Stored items

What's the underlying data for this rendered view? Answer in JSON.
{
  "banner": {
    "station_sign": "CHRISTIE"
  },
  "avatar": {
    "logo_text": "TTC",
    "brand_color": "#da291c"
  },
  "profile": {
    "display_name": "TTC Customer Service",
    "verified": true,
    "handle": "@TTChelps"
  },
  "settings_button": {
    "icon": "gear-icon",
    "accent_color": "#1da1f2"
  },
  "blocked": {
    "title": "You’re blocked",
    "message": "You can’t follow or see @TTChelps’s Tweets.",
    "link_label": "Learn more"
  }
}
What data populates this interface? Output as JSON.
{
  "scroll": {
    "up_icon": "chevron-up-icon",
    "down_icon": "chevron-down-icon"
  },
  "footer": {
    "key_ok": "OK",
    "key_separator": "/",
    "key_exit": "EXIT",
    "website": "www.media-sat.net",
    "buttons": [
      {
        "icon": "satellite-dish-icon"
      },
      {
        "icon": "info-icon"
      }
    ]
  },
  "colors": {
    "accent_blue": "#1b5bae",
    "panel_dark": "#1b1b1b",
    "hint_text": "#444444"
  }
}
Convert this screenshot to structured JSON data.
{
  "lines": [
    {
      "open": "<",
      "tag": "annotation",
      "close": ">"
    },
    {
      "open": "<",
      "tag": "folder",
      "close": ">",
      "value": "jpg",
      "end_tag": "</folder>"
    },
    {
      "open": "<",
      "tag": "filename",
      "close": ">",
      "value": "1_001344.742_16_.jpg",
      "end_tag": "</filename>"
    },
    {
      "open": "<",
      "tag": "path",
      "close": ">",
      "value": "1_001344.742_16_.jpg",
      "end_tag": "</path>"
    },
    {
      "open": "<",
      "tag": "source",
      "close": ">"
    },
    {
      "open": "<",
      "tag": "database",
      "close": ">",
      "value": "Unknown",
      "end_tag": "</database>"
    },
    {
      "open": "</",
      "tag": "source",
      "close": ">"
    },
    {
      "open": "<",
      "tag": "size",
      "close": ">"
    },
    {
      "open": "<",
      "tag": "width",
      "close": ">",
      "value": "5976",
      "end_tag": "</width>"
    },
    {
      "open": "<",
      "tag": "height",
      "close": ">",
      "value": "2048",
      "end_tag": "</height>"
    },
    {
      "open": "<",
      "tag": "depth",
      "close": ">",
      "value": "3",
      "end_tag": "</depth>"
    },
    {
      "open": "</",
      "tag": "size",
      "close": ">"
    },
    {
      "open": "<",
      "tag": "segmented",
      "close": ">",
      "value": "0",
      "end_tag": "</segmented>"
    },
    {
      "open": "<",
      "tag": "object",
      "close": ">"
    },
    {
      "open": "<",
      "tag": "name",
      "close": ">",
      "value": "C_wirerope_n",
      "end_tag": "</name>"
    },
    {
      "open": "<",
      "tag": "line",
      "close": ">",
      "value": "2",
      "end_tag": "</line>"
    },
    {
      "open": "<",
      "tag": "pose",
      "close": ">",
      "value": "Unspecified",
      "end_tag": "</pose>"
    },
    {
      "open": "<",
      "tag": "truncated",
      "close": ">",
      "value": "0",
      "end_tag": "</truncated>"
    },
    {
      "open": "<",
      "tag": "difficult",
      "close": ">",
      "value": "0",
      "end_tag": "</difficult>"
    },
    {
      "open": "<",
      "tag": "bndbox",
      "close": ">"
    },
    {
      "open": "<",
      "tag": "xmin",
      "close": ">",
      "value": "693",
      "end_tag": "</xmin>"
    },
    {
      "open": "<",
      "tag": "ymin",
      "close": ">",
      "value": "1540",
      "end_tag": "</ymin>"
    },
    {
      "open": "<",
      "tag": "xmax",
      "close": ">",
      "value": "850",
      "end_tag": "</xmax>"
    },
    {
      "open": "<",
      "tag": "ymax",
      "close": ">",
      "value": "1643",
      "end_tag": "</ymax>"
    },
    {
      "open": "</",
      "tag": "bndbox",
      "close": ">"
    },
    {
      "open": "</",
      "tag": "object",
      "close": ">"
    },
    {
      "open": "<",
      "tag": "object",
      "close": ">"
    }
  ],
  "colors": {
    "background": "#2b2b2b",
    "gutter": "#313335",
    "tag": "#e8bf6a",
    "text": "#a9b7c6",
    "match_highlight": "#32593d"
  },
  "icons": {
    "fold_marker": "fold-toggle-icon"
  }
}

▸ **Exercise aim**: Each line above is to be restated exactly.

▸ **Finished exercise**:
What's the underlying data for this rendered view? Answer in JSON.
{
  "banner": {
    "station_sign": "CHRISTIE"
  },
  "avatar": {
    "logo_text": "TTC",
    "brand_color": "#da291c"
  },
  "profile": {
    "display_name": "TTC Customer Service",
    "verified": true,
    "handle": "@TTChelps"
  },
  "settings_button": {
    "icon": "gear-icon",
    "accent_color": "#1da1f2"
  },
  "blocked": {
    "title": "You’re blocked",
    "message": "You can’t follow or see @TTChelps’s Tweets.",
    "link_label": "Learn more"
  }
}
What data populates this interface? Output as JSON.
{
  "scroll": {
    "up_icon": "chevron-up-icon",
    "down_icon": "chevron-down-icon"
  },
  "footer": {
    "key_ok": "OK",
    "key_separator": "/",
    "key_exit": "EXIT",
    "website": "www.media-sat.net",
    "buttons": [
      {
        "icon": "satellite-dish-icon"
      },
      {
        "icon": "info-icon"
      }
    ]
  },
  "colors": {
    "accent_blue": "#1b5bae",
    "panel_dark": "#1b1b1b",
    "hint_text": "#444444"
  }
}
Convert this screenshot to structured JSON data.
{
  "lines": [
    {
      "open": "<",
      "tag": "annotation",
      "close": ">"
    },
    {
      "open": "<",
      "tag": "folder",
      "close": ">",
      "value": "jpg",
      "end_tag": "</folder>"
    },
    {
      "open": "<",
      "tag": "filename",
      "close": ">",
      "value": "1_001344.742_16_.jpg",
      "end_tag": "</filename>"
    },
    {
      "open": "<",
      "tag": "path",
      "close": ">",
      "value": "1_001344.742_16_.jpg",
      "end_tag": "</path>"
    },
    {
      "open": "<",
      "tag": "source",
      "close": ">"
    },
    {
      "open": "<",
      "tag": "database",
      "close": ">",
      "value": "Unknown",
      "end_tag": "</database>"
    },
    {
      "open": "</",
      "tag": "source",
      "close": ">"
    },
    {
      "open": "<",
      "tag": "size",
      "close": ">"
    },
    {
      "open": "<",
      "tag": "width",
      "close": ">",
      "value": "5976",
      "end_tag": "</width>"
    },
    {
      "open": "<",
      "tag": "height",
      "close": ">",
      "value": "2048",
      "end_tag": "</height>"
    },
    {
      "open": "<",
      "tag": "depth",
      "close": ">",
      "value": "3",
      "end_tag": "</depth>"
    },
    {
      "open": "</",
      "tag": "size",
      "close": ">"
    },
    {
      "open": "<",
      "tag": "segmented",
      "close": ">",
      "value": "0",
      "end_tag": "</segmented>"
    },
    {
      "open": "<",
      "tag": "object",
      "close": ">"
    },
    {
      "open": "<",
      "tag": "name",
      "close": ">",
      "value": "C_wirerope_n",
      "end_tag": "</name>"
    },
    {
      "open": "<",
      "tag": "line",
      "close": ">",
      "value": "2",
      "end_tag": "</line>"
    },
    {
      "open": "<",
      "tag": "pose",
      "close": ">",
      "value": "Unspecified",
      "end_tag": "</pose>"
    },
    {
      "open": "<",
      "tag": "truncated",
      "close": ">",
      "value": "0",
      "end_tag": "</truncated>"
    },
    {
      "open": "<",
      "tag": "difficult",
      "close": ">",
      "value": "0",
      "end_tag": "</difficult>"
    },
    {
      "open": "<",
      "tag": "bndbox",
      "close": ">"
    },
    {
      "open": "<",
      "tag": "xmin",
      "close": ">",
      "value": "693",
      "end_tag": "</xmin>"
    },
    {
      "open": "<",
      "tag": "ymin",
      "close": ">",
      "value": "1540",
      "end_tag": "</ymin>"
    },
    {
      "open": "<",
      "tag": "xmax",
      "close": ">",
      "value": "850",
      "end_tag": "</xmax>"
    },
    {
      "open": "<",
      "tag": "ymax",
      "close": ">",
      "value": "1643",
      "end_tag": "</ymax>"
    },
    {
      "open": "</",
      "tag": "bndbox",
      "close": ">"
    },
    {
      "open": "</",
      "tag": "object",
      "close": ">"
    },
    {
      "open": "<",
      "tag": "object",
      "close": ">"
    }
  ],
  "colors": {
    "background": "#2b2b2b",
    "gutter": "#313335",
    "tag": "#e8bf6a",
    "text": "#a9b7c6",
    "match_highlight": "#32593d"
  },
  "icons": {
    "fold_marker": "fold-toggle-icon"
  }
}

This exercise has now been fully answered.